PROMPT —
Each record in the material below must be written out again exactly.

____

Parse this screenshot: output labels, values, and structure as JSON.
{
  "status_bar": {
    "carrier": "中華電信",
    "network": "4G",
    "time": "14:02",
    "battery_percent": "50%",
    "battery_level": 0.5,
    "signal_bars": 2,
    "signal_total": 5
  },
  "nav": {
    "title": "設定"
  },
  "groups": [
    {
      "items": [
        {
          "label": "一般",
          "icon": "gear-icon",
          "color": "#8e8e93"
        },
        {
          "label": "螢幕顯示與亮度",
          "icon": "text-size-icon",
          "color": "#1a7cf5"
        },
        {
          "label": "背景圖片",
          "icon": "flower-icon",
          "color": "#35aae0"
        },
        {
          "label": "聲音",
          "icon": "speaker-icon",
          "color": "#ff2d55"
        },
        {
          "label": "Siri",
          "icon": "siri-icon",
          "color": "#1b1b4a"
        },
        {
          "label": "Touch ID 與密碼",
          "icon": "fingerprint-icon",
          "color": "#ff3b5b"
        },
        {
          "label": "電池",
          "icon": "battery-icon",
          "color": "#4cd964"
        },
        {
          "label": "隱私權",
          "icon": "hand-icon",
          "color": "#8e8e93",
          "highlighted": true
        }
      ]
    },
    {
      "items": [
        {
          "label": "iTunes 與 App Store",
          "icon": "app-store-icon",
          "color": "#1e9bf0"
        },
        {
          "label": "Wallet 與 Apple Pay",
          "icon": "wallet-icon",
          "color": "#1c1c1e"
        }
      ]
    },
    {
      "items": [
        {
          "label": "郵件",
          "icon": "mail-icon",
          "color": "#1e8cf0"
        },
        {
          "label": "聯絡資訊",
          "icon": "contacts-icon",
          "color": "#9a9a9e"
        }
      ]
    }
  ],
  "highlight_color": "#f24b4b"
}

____

YOUR SOLUTION —
Parse this screenshot: output labels, values, and structure as JSON.
{
  "status_bar": {
    "carrier": "中華電信",
    "network": "4G",
    "time": "14:02",
    "battery_percent": "50%",
    "battery_level": 0.5,
    "signal_bars": 2,
    "signal_total": 5
  },
  "nav": {
    "title": "設定"
  },
  "groups": [
    {
      "items": [
        {
          "label": "一般",
          "icon": "gear-icon",
          "color": "#8e8e93"
        },
        {
          "label": "螢幕顯示與亮度",
          "icon": "text-size-icon",
          "color": "#1a7cf5"
        },
        {
          "label": "背景圖片",
          "icon": "flower-icon",
          "color": "#35aae0"
        },
        {
          "label": "聲音",
          "icon": "speaker-icon",
          "color": "#ff2d55"
        },
        {
          "label": "Siri",
          "icon": "siri-icon",
          "color": "#1b1b4a"
        },
        {
          "label": "Touch ID 與密碼",
          "icon": "fingerprint-icon",
          "color": "#ff3b5b"
        },
        {
          "label": "電池",
          "icon": "battery-icon",
          "color": "#4cd964"
        },
        {
          "label": "隱私權",
          "icon": "hand-icon",
          "color": "#8e8e93",
          "highlighted": true
        }
      ]
    },
    {
      "items": [
        {
          "label": "iTunes 與 App Store",
          "icon": "app-store-icon",
          "color": "#1e9bf0"
        },
        {
          "label": "Wallet 與 Apple Pay",
          "icon": "wallet-icon",
          "color": "#1c1c1e"
        }
      ]
    },
    {
      "items": [
        {
          "label": "郵件",
          "icon": "mail-icon",
          "color": "#1e8cf0"
        },
        {
          "label": "聯絡資訊",
          "icon": "contacts-icon",
          "color": "#9a9a9e"
        }
      ]
    }
  ],
  "highlight_color": "#f24b4b"
}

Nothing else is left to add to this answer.